(Beginning of GIVEN ENTRIES)

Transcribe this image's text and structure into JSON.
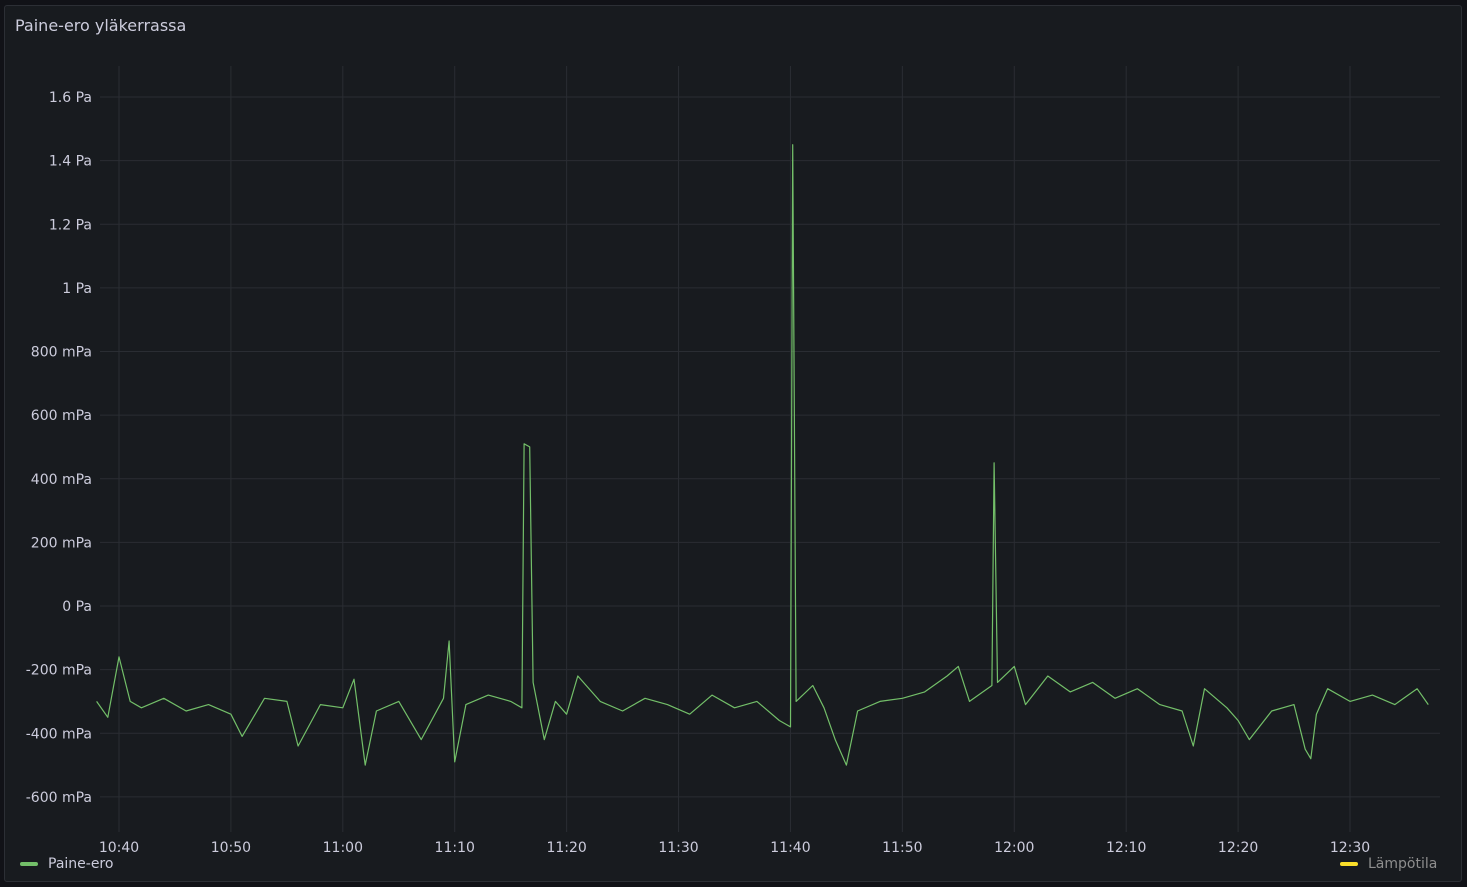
{
  "panel": {
    "title": "Paine-ero yläkerrassa"
  },
  "legend": [
    {
      "name": "Paine-ero",
      "color": "#73bf69"
    },
    {
      "name": "Lämpötila",
      "color": "#fade2a"
    }
  ],
  "chart_data": {
    "type": "line",
    "title": "Paine-ero yläkerrassa",
    "y_ticks": [
      {
        "value": 1.6,
        "label": "1.6 Pa"
      },
      {
        "value": 1.4,
        "label": "1.4 Pa"
      },
      {
        "value": 1.2,
        "label": "1.2 Pa"
      },
      {
        "value": 1.0,
        "label": "1 Pa"
      },
      {
        "value": 0.8,
        "label": "800 mPa"
      },
      {
        "value": 0.6,
        "label": "600 mPa"
      },
      {
        "value": 0.4,
        "label": "400 mPa"
      },
      {
        "value": 0.2,
        "label": "200 mPa"
      },
      {
        "value": 0.0,
        "label": "0 Pa"
      },
      {
        "value": -0.2,
        "label": "-200 mPa"
      },
      {
        "value": -0.4,
        "label": "-400 mPa"
      },
      {
        "value": -0.6,
        "label": "-600 mPa"
      }
    ],
    "x_ticks": [
      "10:40",
      "10:50",
      "11:00",
      "11:10",
      "11:20",
      "11:30",
      "11:40",
      "11:50",
      "12:00",
      "12:10",
      "12:20",
      "12:30"
    ],
    "ylim": [
      -0.7,
      1.7
    ],
    "x_range": [
      "10:38",
      "12:38"
    ],
    "grid": true,
    "legend_position": "bottom",
    "series": [
      {
        "name": "Paine-ero",
        "color": "#73bf69",
        "points": [
          [
            "10:38",
            -0.3
          ],
          [
            "10:39",
            -0.35
          ],
          [
            "10:40",
            -0.16
          ],
          [
            "10:41",
            -0.3
          ],
          [
            "10:42",
            -0.32
          ],
          [
            "10:44",
            -0.29
          ],
          [
            "10:46",
            -0.33
          ],
          [
            "10:48",
            -0.31
          ],
          [
            "10:50",
            -0.34
          ],
          [
            "10:51",
            -0.41
          ],
          [
            "10:53",
            -0.29
          ],
          [
            "10:55",
            -0.3
          ],
          [
            "10:56",
            -0.44
          ],
          [
            "10:58",
            -0.31
          ],
          [
            "11:00",
            -0.32
          ],
          [
            "11:01",
            -0.23
          ],
          [
            "11:02",
            -0.5
          ],
          [
            "11:03",
            -0.33
          ],
          [
            "11:05",
            -0.3
          ],
          [
            "11:07",
            -0.42
          ],
          [
            "11:09",
            -0.29
          ],
          [
            "11:09.5",
            -0.11
          ],
          [
            "11:10",
            -0.49
          ],
          [
            "11:11",
            -0.31
          ],
          [
            "11:13",
            -0.28
          ],
          [
            "11:15",
            -0.3
          ],
          [
            "11:16",
            -0.32
          ],
          [
            "11:16.2",
            0.51
          ],
          [
            "11:16.7",
            0.5
          ],
          [
            "11:17",
            -0.24
          ],
          [
            "11:18",
            -0.42
          ],
          [
            "11:19",
            -0.3
          ],
          [
            "11:20",
            -0.34
          ],
          [
            "11:21",
            -0.22
          ],
          [
            "11:23",
            -0.3
          ],
          [
            "11:25",
            -0.33
          ],
          [
            "11:27",
            -0.29
          ],
          [
            "11:29",
            -0.31
          ],
          [
            "11:31",
            -0.34
          ],
          [
            "11:33",
            -0.28
          ],
          [
            "11:35",
            -0.32
          ],
          [
            "11:37",
            -0.3
          ],
          [
            "11:39",
            -0.36
          ],
          [
            "11:40",
            -0.38
          ],
          [
            "11:40.2",
            1.45
          ],
          [
            "11:40.5",
            -0.3
          ],
          [
            "11:42",
            -0.25
          ],
          [
            "11:43",
            -0.32
          ],
          [
            "11:44",
            -0.42
          ],
          [
            "11:45",
            -0.5
          ],
          [
            "11:46",
            -0.33
          ],
          [
            "11:48",
            -0.3
          ],
          [
            "11:50",
            -0.29
          ],
          [
            "11:52",
            -0.27
          ],
          [
            "11:54",
            -0.22
          ],
          [
            "11:55",
            -0.19
          ],
          [
            "11:56",
            -0.3
          ],
          [
            "11:58",
            -0.25
          ],
          [
            "11:58.2",
            0.45
          ],
          [
            "11:58.5",
            -0.24
          ],
          [
            "12:00",
            -0.19
          ],
          [
            "12:01",
            -0.31
          ],
          [
            "12:03",
            -0.22
          ],
          [
            "12:05",
            -0.27
          ],
          [
            "12:07",
            -0.24
          ],
          [
            "12:09",
            -0.29
          ],
          [
            "12:11",
            -0.26
          ],
          [
            "12:13",
            -0.31
          ],
          [
            "12:15",
            -0.33
          ],
          [
            "12:16",
            -0.44
          ],
          [
            "12:17",
            -0.26
          ],
          [
            "12:19",
            -0.32
          ],
          [
            "12:20",
            -0.36
          ],
          [
            "12:21",
            -0.42
          ],
          [
            "12:23",
            -0.33
          ],
          [
            "12:25",
            -0.31
          ],
          [
            "12:26",
            -0.45
          ],
          [
            "12:26.5",
            -0.48
          ],
          [
            "12:27",
            -0.34
          ],
          [
            "12:28",
            -0.26
          ],
          [
            "12:30",
            -0.3
          ],
          [
            "12:32",
            -0.28
          ],
          [
            "12:34",
            -0.31
          ],
          [
            "12:36",
            -0.26
          ],
          [
            "12:37",
            -0.31
          ]
        ]
      },
      {
        "name": "Lämpötila",
        "color": "#fade2a",
        "points": []
      }
    ]
  }
}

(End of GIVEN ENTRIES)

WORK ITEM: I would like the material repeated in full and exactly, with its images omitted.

RESPONSE TO THIS TASK:
Transcribe this image's text and structure into JSON.
{
  "panel": {
    "title": "Paine-ero yläkerrassa"
  },
  "legend": [
    {
      "name": "Paine-ero",
      "color": "#73bf69"
    },
    {
      "name": "Lämpötila",
      "color": "#fade2a"
    }
  ],
  "chart_data": {
    "type": "line",
    "title": "Paine-ero yläkerrassa",
    "y_ticks": [
      {
        "value": 1.6,
        "label": "1.6 Pa"
      },
      {
        "value": 1.4,
        "label": "1.4 Pa"
      },
      {
        "value": 1.2,
        "label": "1.2 Pa"
      },
      {
        "value": 1.0,
        "label": "1 Pa"
      },
      {
        "value": 0.8,
        "label": "800 mPa"
      },
      {
        "value": 0.6,
        "label": "600 mPa"
      },
      {
        "value": 0.4,
        "label": "400 mPa"
      },
      {
        "value": 0.2,
        "label": "200 mPa"
      },
      {
        "value": 0.0,
        "label": "0 Pa"
      },
      {
        "value": -0.2,
        "label": "-200 mPa"
      },
      {
        "value": -0.4,
        "label": "-400 mPa"
      },
      {
        "value": -0.6,
        "label": "-600 mPa"
      }
    ],
    "x_ticks": [
      "10:40",
      "10:50",
      "11:00",
      "11:10",
      "11:20",
      "11:30",
      "11:40",
      "11:50",
      "12:00",
      "12:10",
      "12:20",
      "12:30"
    ],
    "ylim": [
      -0.7,
      1.7
    ],
    "x_range": [
      "10:38",
      "12:38"
    ],
    "grid": true,
    "legend_position": "bottom",
    "series": [
      {
        "name": "Paine-ero",
        "color": "#73bf69",
        "points": [
          [
            "10:38",
            -0.3
          ],
          [
            "10:39",
            -0.35
          ],
          [
            "10:40",
            -0.16
          ],
          [
            "10:41",
            -0.3
          ],
          [
            "10:42",
            -0.32
          ],
          [
            "10:44",
            -0.29
          ],
          [
            "10:46",
            -0.33
          ],
          [
            "10:48",
            -0.31
          ],
          [
            "10:50",
            -0.34
          ],
          [
            "10:51",
            -0.41
          ],
          [
            "10:53",
            -0.29
          ],
          [
            "10:55",
            -0.3
          ],
          [
            "10:56",
            -0.44
          ],
          [
            "10:58",
            -0.31
          ],
          [
            "11:00",
            -0.32
          ],
          [
            "11:01",
            -0.23
          ],
          [
            "11:02",
            -0.5
          ],
          [
            "11:03",
            -0.33
          ],
          [
            "11:05",
            -0.3
          ],
          [
            "11:07",
            -0.42
          ],
          [
            "11:09",
            -0.29
          ],
          [
            "11:09.5",
            -0.11
          ],
          [
            "11:10",
            -0.49
          ],
          [
            "11:11",
            -0.31
          ],
          [
            "11:13",
            -0.28
          ],
          [
            "11:15",
            -0.3
          ],
          [
            "11:16",
            -0.32
          ],
          [
            "11:16.2",
            0.51
          ],
          [
            "11:16.7",
            0.5
          ],
          [
            "11:17",
            -0.24
          ],
          [
            "11:18",
            -0.42
          ],
          [
            "11:19",
            -0.3
          ],
          [
            "11:20",
            -0.34
          ],
          [
            "11:21",
            -0.22
          ],
          [
            "11:23",
            -0.3
          ],
          [
            "11:25",
            -0.33
          ],
          [
            "11:27",
            -0.29
          ],
          [
            "11:29",
            -0.31
          ],
          [
            "11:31",
            -0.34
          ],
          [
            "11:33",
            -0.28
          ],
          [
            "11:35",
            -0.32
          ],
          [
            "11:37",
            -0.3
          ],
          [
            "11:39",
            -0.36
          ],
          [
            "11:40",
            -0.38
          ],
          [
            "11:40.2",
            1.45
          ],
          [
            "11:40.5",
            -0.3
          ],
          [
            "11:42",
            -0.25
          ],
          [
            "11:43",
            -0.32
          ],
          [
            "11:44",
            -0.42
          ],
          [
            "11:45",
            -0.5
          ],
          [
            "11:46",
            -0.33
          ],
          [
            "11:48",
            -0.3
          ],
          [
            "11:50",
            -0.29
          ],
          [
            "11:52",
            -0.27
          ],
          [
            "11:54",
            -0.22
          ],
          [
            "11:55",
            -0.19
          ],
          [
            "11:56",
            -0.3
          ],
          [
            "11:58",
            -0.25
          ],
          [
            "11:58.2",
            0.45
          ],
          [
            "11:58.5",
            -0.24
          ],
          [
            "12:00",
            -0.19
          ],
          [
            "12:01",
            -0.31
          ],
          [
            "12:03",
            -0.22
          ],
          [
            "12:05",
            -0.27
          ],
          [
            "12:07",
            -0.24
          ],
          [
            "12:09",
            -0.29
          ],
          [
            "12:11",
            -0.26
          ],
          [
            "12:13",
            -0.31
          ],
          [
            "12:15",
            -0.33
          ],
          [
            "12:16",
            -0.44
          ],
          [
            "12:17",
            -0.26
          ],
          [
            "12:19",
            -0.32
          ],
          [
            "12:20",
            -0.36
          ],
          [
            "12:21",
            -0.42
          ],
          [
            "12:23",
            -0.33
          ],
          [
            "12:25",
            -0.31
          ],
          [
            "12:26",
            -0.45
          ],
          [
            "12:26.5",
            -0.48
          ],
          [
            "12:27",
            -0.34
          ],
          [
            "12:28",
            -0.26
          ],
          [
            "12:30",
            -0.3
          ],
          [
            "12:32",
            -0.28
          ],
          [
            "12:34",
            -0.31
          ],
          [
            "12:36",
            -0.26
          ],
          [
            "12:37",
            -0.31
          ]
        ]
      },
      {
        "name": "Lämpötila",
        "color": "#fade2a",
        "points": []
      }
    ]
  }
}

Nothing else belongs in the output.